Central Whidbey riding program provides unique helping hand
— Created August 19, 2020 by Kathy Reed
By Melanie Hammons
Height measurement for horses is usually expressed in precise units of hands, ranging anywhere from 8.5 to 17. It’s a practice dating back to ancient times.
Equestrian Crossings, an all-inclusive horse riding program based in Freeland, takes this “hands-on” metaphor to a whole new level. Their uniquely tailored therapy programs seek to provide “healing hands” to children and adults of all ages and abilities.
Therapy and service animals have been around for a while now, but just by nature, horses offer a little something extra, said Marjorie Bommersbach, a riding instructor and volunteer with the organization.
“There’s something about learning to care for a large animal like a horse and developing ridership skills that’s been a life-line for people. Just to see kids and adults, of all ages and abilities, move on to new levels of confidence makes this work incredibly rewarding,” she said.
Established in 2009, Equestrian Crossings is unique among many riding clubs and organizations in the United States, because it successfully offers a range of horsemanship lessons to able-bodied and adaptive students alike. Riders include both children and adults, “from ages 5 to 105.”
The organization also offers people opportunities to develop these skills without having to actually own a horse themselves, said Bommersbach.
“Horses require a lot of care, and room. Most people nowadays are just not in the position to afford the upkeep of an animal of that size. One thing I love about our program is, you don’t have to own a horse to get a horse in your life,” she said.
Just last fall, Equestrian Crossings added a therapy program that serves disabled veterans. As with the other classes they offer, instruction is very much safety-focused and tailored to the individual’s unique needs. It’s a fun physical activity, but it has an emotional element also, said Bommersbach.

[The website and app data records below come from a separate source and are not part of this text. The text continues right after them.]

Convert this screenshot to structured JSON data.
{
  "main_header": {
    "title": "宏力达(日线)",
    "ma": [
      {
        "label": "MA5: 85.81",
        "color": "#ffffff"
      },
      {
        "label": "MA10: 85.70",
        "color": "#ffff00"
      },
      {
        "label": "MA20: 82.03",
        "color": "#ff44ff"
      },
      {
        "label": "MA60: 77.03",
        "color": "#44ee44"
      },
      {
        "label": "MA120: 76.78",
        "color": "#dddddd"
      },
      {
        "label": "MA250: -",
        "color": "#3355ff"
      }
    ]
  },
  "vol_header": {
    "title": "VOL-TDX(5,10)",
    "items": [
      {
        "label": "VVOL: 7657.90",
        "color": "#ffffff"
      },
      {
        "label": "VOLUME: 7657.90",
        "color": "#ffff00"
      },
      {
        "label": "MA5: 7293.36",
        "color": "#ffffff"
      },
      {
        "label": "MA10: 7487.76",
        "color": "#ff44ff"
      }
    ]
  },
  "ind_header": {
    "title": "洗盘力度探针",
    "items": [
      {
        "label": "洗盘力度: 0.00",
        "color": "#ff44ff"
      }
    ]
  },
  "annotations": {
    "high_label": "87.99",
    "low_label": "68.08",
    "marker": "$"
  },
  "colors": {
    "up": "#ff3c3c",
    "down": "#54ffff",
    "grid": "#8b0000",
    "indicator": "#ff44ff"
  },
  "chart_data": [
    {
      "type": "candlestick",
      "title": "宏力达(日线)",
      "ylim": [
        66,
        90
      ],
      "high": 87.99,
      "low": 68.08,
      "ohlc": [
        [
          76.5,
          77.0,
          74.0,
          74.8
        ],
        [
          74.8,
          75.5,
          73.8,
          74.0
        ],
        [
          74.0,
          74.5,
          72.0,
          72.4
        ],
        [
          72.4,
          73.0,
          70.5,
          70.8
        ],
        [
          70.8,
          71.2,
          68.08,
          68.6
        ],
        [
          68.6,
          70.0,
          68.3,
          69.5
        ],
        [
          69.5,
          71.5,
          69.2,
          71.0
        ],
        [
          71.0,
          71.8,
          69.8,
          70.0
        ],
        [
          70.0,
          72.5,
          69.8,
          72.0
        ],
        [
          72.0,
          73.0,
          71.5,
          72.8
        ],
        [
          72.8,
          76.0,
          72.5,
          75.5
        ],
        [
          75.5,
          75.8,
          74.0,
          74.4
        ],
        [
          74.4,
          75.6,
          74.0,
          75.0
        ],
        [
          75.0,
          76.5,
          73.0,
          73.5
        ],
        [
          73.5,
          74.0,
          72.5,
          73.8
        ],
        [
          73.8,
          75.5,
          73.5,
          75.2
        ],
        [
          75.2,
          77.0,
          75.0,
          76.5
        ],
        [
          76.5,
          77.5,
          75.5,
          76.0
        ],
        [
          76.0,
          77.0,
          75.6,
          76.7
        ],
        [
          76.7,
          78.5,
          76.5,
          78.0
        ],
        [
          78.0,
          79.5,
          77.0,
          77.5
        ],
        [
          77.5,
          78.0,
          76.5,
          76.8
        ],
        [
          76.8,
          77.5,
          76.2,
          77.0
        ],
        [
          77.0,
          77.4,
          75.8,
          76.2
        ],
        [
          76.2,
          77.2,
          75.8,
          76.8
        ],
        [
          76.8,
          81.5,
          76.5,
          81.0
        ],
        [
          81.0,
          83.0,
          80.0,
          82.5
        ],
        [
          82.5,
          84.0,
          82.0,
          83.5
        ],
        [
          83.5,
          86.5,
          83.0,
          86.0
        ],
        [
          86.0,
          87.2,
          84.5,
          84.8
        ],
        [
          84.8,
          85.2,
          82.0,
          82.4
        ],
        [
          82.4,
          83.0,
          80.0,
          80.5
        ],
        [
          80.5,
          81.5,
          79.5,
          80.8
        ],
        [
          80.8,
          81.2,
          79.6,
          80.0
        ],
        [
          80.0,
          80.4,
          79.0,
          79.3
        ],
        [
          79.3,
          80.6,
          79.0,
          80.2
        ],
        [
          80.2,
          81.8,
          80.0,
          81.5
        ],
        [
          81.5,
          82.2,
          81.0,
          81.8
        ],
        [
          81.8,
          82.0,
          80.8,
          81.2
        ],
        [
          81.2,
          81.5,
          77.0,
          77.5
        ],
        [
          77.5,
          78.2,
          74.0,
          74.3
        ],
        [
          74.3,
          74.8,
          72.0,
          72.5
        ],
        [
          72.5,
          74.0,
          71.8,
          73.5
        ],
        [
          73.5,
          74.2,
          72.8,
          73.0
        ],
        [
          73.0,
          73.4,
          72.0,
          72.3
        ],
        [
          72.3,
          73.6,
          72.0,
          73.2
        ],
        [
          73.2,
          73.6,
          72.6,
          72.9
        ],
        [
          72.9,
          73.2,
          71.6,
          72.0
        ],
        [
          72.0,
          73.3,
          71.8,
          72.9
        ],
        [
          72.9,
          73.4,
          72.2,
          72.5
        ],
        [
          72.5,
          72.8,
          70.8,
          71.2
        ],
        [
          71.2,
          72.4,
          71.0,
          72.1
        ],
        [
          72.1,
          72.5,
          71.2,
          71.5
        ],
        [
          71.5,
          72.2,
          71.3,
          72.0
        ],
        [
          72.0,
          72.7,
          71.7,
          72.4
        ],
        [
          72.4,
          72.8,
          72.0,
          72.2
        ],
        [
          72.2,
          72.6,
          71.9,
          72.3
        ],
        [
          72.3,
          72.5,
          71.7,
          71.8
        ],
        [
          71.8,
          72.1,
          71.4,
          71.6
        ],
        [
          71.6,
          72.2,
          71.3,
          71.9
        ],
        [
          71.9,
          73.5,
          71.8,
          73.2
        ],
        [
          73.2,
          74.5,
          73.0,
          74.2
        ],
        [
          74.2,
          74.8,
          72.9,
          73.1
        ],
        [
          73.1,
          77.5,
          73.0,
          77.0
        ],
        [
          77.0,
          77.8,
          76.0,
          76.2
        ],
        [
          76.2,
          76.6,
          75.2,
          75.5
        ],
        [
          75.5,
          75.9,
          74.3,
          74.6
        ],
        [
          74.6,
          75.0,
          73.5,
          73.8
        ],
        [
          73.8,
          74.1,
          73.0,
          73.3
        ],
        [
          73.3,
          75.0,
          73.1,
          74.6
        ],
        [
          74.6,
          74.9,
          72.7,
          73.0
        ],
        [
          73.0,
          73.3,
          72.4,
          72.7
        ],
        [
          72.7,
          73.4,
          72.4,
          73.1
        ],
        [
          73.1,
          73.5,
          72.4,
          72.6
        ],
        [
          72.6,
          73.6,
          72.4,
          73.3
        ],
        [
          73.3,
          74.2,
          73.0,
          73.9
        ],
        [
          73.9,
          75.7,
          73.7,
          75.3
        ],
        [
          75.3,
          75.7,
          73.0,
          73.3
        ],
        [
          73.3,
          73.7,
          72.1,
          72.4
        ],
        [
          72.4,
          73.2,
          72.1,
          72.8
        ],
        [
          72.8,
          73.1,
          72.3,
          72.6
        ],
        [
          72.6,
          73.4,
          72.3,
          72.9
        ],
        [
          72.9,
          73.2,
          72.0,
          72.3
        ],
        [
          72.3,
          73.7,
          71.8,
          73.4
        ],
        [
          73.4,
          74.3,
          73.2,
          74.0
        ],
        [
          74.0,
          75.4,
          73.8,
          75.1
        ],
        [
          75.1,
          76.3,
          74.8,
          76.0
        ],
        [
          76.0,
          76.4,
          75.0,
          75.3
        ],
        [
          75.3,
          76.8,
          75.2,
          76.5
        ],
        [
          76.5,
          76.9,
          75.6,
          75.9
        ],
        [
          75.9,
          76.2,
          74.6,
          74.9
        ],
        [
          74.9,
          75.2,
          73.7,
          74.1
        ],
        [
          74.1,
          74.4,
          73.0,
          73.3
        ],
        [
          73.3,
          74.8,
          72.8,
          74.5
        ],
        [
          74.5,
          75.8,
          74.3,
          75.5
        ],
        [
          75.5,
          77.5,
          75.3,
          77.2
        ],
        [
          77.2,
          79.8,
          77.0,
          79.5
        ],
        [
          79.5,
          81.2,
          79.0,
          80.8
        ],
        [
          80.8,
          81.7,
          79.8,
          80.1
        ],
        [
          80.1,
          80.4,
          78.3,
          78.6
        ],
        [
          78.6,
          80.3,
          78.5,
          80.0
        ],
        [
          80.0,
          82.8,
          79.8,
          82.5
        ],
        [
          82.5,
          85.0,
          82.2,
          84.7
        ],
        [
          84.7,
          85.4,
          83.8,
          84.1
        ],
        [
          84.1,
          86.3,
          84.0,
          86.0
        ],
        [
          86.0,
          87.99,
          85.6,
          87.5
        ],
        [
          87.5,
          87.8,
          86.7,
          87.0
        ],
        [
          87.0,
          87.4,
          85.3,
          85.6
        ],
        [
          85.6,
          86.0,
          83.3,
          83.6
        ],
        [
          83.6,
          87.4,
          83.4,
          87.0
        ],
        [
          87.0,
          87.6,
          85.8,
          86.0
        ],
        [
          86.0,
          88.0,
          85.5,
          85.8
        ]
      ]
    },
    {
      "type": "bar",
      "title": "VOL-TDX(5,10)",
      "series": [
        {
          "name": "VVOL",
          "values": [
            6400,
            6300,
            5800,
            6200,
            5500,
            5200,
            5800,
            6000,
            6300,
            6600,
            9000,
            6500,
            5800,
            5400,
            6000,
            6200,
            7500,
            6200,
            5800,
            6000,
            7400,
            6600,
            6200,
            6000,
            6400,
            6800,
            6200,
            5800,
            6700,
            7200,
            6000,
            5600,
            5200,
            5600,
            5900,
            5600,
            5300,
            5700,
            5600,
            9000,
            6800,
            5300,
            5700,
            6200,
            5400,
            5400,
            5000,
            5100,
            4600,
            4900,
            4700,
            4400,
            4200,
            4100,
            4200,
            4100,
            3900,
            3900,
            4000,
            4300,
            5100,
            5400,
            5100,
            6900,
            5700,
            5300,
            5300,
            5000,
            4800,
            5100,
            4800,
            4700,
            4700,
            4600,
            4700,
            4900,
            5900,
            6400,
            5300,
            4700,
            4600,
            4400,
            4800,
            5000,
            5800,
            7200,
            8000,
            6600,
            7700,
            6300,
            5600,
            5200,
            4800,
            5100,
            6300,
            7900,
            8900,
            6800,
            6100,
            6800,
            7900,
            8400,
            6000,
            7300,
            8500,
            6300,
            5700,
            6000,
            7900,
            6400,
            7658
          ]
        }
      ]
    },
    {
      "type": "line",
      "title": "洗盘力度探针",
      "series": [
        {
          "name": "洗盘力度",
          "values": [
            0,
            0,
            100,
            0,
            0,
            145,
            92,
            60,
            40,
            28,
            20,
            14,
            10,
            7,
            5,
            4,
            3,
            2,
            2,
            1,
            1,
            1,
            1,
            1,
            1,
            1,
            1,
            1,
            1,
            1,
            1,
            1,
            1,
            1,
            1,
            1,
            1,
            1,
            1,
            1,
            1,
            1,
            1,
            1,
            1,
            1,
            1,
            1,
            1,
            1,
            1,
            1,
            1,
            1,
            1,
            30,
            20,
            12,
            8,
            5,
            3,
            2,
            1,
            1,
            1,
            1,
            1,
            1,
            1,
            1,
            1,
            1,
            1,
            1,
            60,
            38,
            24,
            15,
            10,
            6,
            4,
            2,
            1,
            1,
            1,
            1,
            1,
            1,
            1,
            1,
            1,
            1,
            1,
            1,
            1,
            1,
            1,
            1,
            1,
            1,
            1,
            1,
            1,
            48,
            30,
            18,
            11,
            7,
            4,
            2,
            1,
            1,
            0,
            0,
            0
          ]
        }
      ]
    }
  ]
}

“We try to promote healing in a couple of ways. One is physical improvement, which covers everything from muscle stretching to achieving better balance,” she explained. “Two, we aim to create a nurturing, emotional connection between the rider and the animal that builds their confidence as they work toward personal goals of self-improvement.”
Students at Equestrian Crossings reap the benefits of over 40 years combined teaching experience, a volunteer pediatric occupational therapist and riding instructors certified by the CHA (Certified Horseman’s Association). The horses may be silent partners in this, but they bring their own set of strengths to the mission:
“Generally, we look for small, steady horse breeds with nice, quiet dispositions,” said Bommersbach.
Equestrian Crossings’ success depends greatly upon its dedicated instructors, and gentle horses. But it relies most of all on an army of faithful volunteers – from horse handling and “side walking,” to event promotion and fundraising, they are the ones who may be the real behind-the-scenes heroes. New volunteers are always welcome. Equestrian Crossings provides training sessions in Coupeville and Greenbank.
The benefits for all are boundless, according to Bommersbach, no matter on which area volunteers choose to focus.
“There’s a special bond between horse and rider that’s simply super-magical,” she said. “All of us who volunteer here have a part in making that happen.”
Find more information at equestriancrossings.org.